- World Health Organization. Deafness & Hearing Loss Factsheet. Available at https://www.who.int/news-room/fact-sheets/detail/deafness-and-hearing-loss [Last accessed Feb 2019]
- Fitzpatrick EM, Leblanc S. Exploring the factors influencing discontinued hearing aid use in patients with unilateral cochlear implants. Trends in Amplification. 2010, 14; (4): 199–210.
- Crowson MG, Semenov YR, Tucci DL, Niparko JK. Quality of life and cost-effectiveness of cochlear implants: A narrative review. Audiol Neurotol. 2017, 22: 236 – 258.
- Völter C, Götze L, Dazert S, Falkenstein M, Thomas JP. Can cochlear implantation improve neurocognition in the aging population? Clin Interv Aging. 2018, 13: 701–712.

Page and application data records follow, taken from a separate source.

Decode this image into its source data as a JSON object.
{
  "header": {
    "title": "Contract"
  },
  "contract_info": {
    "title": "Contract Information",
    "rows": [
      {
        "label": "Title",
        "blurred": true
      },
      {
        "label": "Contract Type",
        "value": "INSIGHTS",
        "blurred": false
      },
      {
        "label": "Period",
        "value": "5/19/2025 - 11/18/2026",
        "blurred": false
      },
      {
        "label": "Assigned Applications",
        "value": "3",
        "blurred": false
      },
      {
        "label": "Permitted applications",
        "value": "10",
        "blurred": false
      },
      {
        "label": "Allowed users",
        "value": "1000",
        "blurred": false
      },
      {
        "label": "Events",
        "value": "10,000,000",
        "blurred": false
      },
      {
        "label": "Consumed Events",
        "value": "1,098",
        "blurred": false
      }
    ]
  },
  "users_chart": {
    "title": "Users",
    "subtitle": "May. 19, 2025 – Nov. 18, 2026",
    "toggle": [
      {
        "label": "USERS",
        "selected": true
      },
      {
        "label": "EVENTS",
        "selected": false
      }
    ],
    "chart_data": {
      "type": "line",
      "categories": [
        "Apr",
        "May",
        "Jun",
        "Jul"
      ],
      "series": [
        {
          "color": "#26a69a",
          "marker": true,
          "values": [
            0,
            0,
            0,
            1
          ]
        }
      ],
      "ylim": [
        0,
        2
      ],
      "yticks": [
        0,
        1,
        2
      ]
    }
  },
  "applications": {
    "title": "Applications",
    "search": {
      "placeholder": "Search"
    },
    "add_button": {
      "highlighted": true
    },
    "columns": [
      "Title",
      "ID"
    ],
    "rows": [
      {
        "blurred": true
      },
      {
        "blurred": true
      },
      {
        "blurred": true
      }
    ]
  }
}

- Mosnier I, Bebear JP, Marx M, Fraysse B, Truy E, Lina-Granade G, Mondain M, Sterkers-Artières F, Bordure P, Robier A, Godey B, Meyer B, Frachet B, Poncet-Wallet C, Bouccara D, Sterkers O. Improvement of cognitive function after cochlear implantation in elderly patients. JAMA Otolaryngol Head Neck Surg. 2015, 141; (5):442-50.
- Mosnier I, Vanier A, Bonnard D, Lina-Granade G, Truy E, Bordure P, Godey B, Marx M, Lescanne E, Venail F, Poncet C, Sterkers O, Belmin J. Long-term cognitive prognosis of profoundly deaf older adults after hearing rehabilitation using cochlear implants. J Am Geriatr Soc. 2018, 66; (8): 1553-1561.